Look for furniture pieces with extra storage capacities such as a coffee table with a shelf or drawers, a gas-lift bed that allows for stowage underneath or a hollow ottoman with a removable lid. Even choosing a bedside table with lots of drawers will help you hide bits and pieces in plain sight. The addition of floating shelves or wall racks will create storage opportunities in vertical spaces.
If you are on a new-build or renovation journey, consider customised joinery to maximise the storage in kitchens, bathrooms and bedrooms, as well as any spare nooks or dead areas like underneath a staircase. You can utilise every precious centimetre of your home with custom storage solutions designed to fit the most awkward spaces. Lee offers a wise word of caution: “Be intentional about storage design though — otherwise, you can simply end up with more cupboards and rooms hiding all the stuff you’ve cluttered your home with.”
The illusion of space
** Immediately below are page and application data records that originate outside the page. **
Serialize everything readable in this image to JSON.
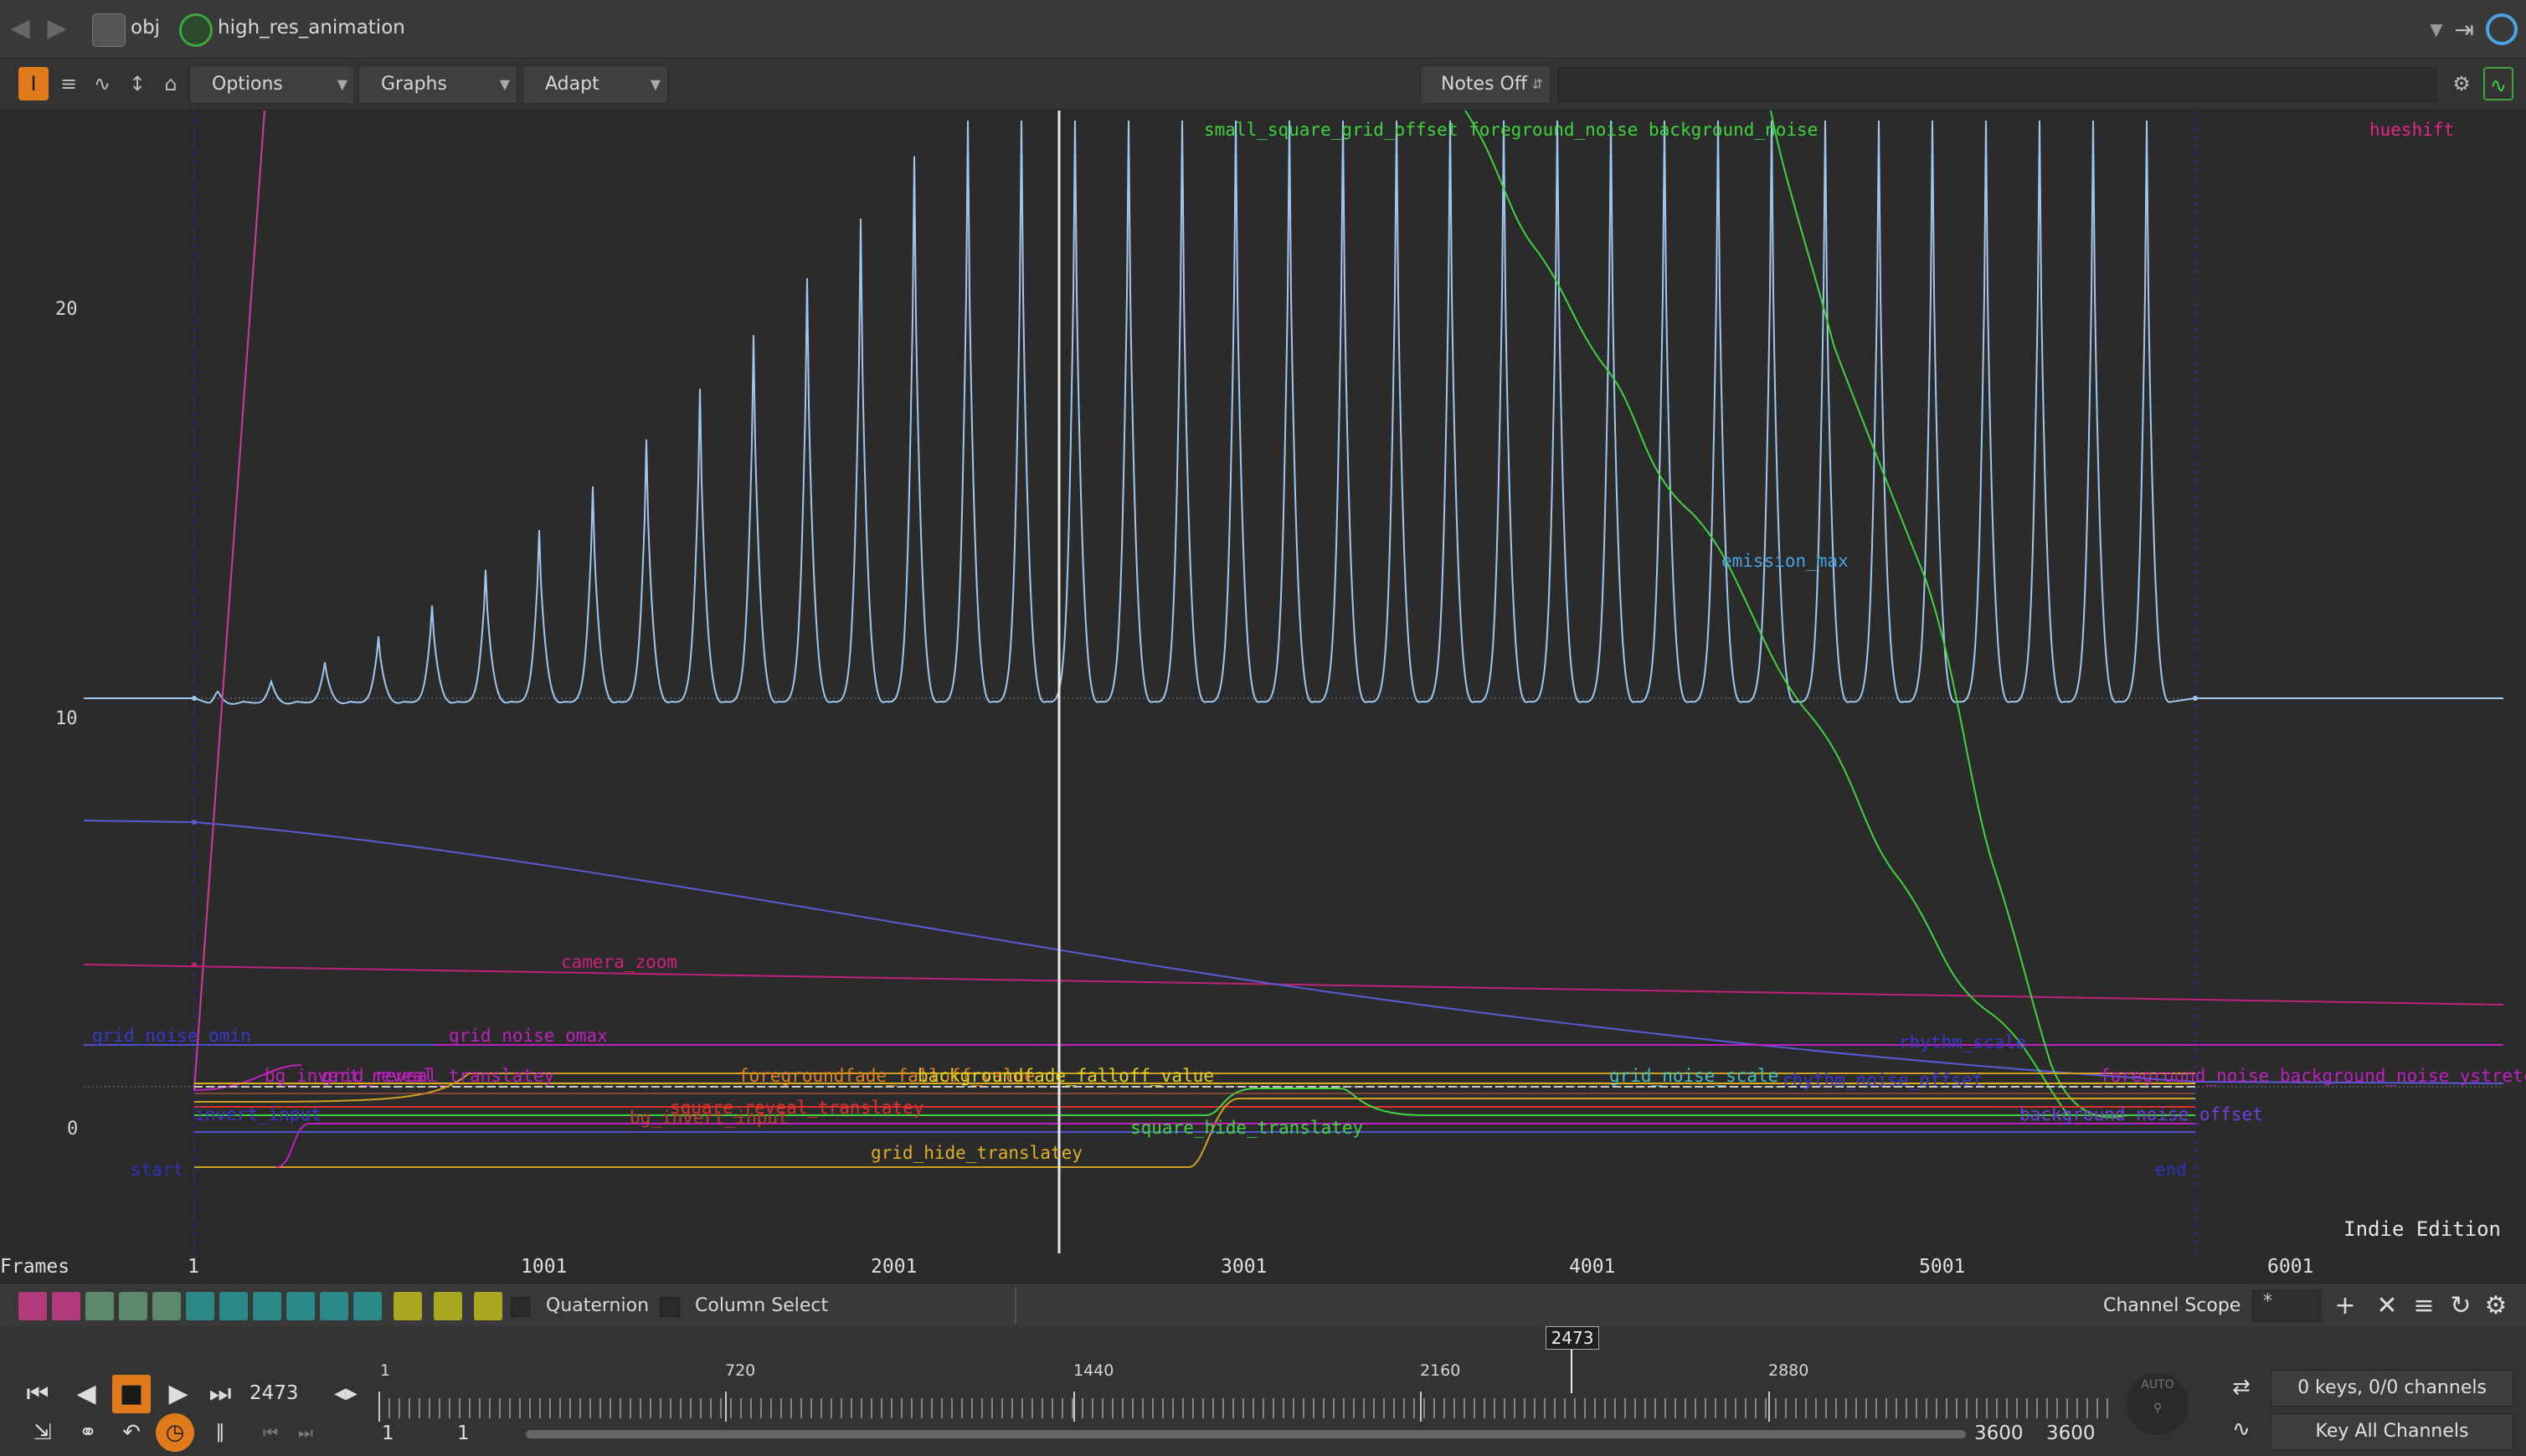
{
  "pathbar": {
    "crumb1": "obj",
    "crumb2": "high_res_animation"
  },
  "toolbar": {
    "options_label": "Options",
    "graphs_label": "Graphs",
    "adapt_label": "Adapt",
    "notes_label": "Notes Off"
  },
  "graph": {
    "y_ticks": [
      "20",
      "10",
      "0"
    ],
    "watermark": "Indie Edition",
    "channel_labels": {
      "hueshift": "hueshift",
      "emission_max": "emission_max",
      "camera_zoom": "camera_zoom",
      "grid_noise_omin": "grid_noise_omin",
      "grid_noise_omax": "grid_noise_omax",
      "bg_invert_reveal": "bg_invert_reveal",
      "grid_reveal_translatey": "grid_reveal_translatey",
      "foregroundfade_falloff": "foregroundfade_falloff_value",
      "backgroundfade_falloff": "backgroundfade_falloff_value",
      "grid_noise_scale": "grid_noise_scale",
      "rhythm_noise_offset": "rhythm_noise_offset",
      "rhythm_scale": "rhythm_scale",
      "square_reveal_translatey": "square_reveal_translatey",
      "bg_invert_input": "bg_invert_input",
      "invert_input": "invert_input",
      "grid_hide_translatey": "grid_hide_translatey",
      "square_hide_translatey": "square_hide_translatey",
      "start": "start",
      "end": "end",
      "top_overlap": "small_square_grid_offset foreground_noise background_noise",
      "right_overlap": "foreground_noise background_noise ystretch",
      "right_overlap2": "background_noise_offset"
    }
  },
  "ruler": {
    "label": "Frames",
    "ticks": [
      "1",
      "1001",
      "2001",
      "3001",
      "4001",
      "5001",
      "6001"
    ]
  },
  "chanbar": {
    "quaternion_label": "Quaternion",
    "column_select_label": "Column Select",
    "scope_label": "Channel Scope",
    "scope_value": "*"
  },
  "playbar": {
    "current_frame": "2473",
    "timeline_ticks": [
      "1",
      "720",
      "1440",
      "2160",
      "2880"
    ],
    "range_start": "1",
    "range_step": "1",
    "range_end": "3600",
    "range_end2": "3600",
    "keys_status": "0 keys, 0/0 channels",
    "key_all": "Key All Channels",
    "auto_label": "AUTO"
  },
  "colors": {
    "accent": "#e07b1b",
    "emission_curve": "#9fc8ee",
    "green_curve": "#3fd43f",
    "magenta_curve": "#d03aa0",
    "blue_curve": "#5a5ad6"
  }
}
The easiest way to create the illusion of more space is to paint the walls a shade of white and stick to lighter tones for the furniture and flooring. Natural light will bounce around the area like a ping-pong ball, even more so if you add mirrors or mirrored furniture. A mirror positioned to reflect the outside view will also trick the mind into thinking the room is larger. “Selecting materials and finishes such as reflective surfaces, or even a gloss paint finish rather than a satin finish, can make a big difference,” says Chee.
Conversely, it’s interesting to think about how dramatic hues can affect a room. “Many of the designs we feature on Never Too Small have strong personalities by virtue of bold material or colour choices that anchor their design, which perhaps debunks a common misconception that small spaces can’t carry bold colours and features,” Chee explains. For example, inky indigo walls will create a sense of infinity, especially when the skirting boards and ceiling are painted the same colour. The eye will find it hard to define where the room’s parameters start and end.
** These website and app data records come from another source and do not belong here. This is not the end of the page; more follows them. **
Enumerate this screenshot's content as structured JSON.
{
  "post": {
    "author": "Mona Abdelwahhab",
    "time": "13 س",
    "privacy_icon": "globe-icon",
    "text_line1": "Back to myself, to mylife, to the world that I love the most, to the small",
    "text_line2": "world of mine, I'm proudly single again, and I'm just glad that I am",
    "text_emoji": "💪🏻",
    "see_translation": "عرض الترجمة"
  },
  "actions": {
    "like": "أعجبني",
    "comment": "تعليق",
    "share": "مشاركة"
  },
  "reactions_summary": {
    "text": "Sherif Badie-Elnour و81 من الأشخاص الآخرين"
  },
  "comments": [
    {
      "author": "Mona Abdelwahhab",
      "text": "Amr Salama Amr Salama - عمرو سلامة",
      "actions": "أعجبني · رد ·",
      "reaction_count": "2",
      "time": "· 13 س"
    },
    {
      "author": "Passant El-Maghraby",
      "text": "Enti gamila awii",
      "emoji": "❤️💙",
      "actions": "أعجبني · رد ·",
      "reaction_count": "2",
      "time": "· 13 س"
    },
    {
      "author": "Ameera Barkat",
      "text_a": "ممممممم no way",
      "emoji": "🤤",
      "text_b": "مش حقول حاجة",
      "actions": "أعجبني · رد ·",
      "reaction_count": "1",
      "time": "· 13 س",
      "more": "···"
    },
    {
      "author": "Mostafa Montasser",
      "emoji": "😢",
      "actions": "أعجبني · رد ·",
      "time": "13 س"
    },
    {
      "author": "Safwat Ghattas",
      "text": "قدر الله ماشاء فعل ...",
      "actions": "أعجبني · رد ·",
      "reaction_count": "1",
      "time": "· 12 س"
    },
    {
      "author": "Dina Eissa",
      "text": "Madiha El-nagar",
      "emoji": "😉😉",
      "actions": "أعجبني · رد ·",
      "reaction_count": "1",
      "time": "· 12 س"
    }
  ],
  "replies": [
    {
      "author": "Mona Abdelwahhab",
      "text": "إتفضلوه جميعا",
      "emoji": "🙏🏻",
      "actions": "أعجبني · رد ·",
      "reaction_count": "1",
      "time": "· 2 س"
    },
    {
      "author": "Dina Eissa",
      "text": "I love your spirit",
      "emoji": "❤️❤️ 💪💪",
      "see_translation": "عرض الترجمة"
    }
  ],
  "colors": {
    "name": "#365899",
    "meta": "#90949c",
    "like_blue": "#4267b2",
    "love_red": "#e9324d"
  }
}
Whether you choose a light or dark palette, consider how contrasting colour affects the illusion of openness and continuation. To borrow an example from the world of fashion, wearing a nude-coloured high heel will give the illusion of longer legs, whereas a dark shoe caps off the leg length at the ankle. The same visual perception trickery applies to our rooms — a white ceiling against a darker wall immediately shrinks a space because your eye instantly perceives the room’s size. If you have lighter walls, choose lighter coloured furniture and joinery, and likewise for those who prefer to live with darker colour palettes. Keep it consistent and avoid stark contrast to avoid disrupting that sense of infinity.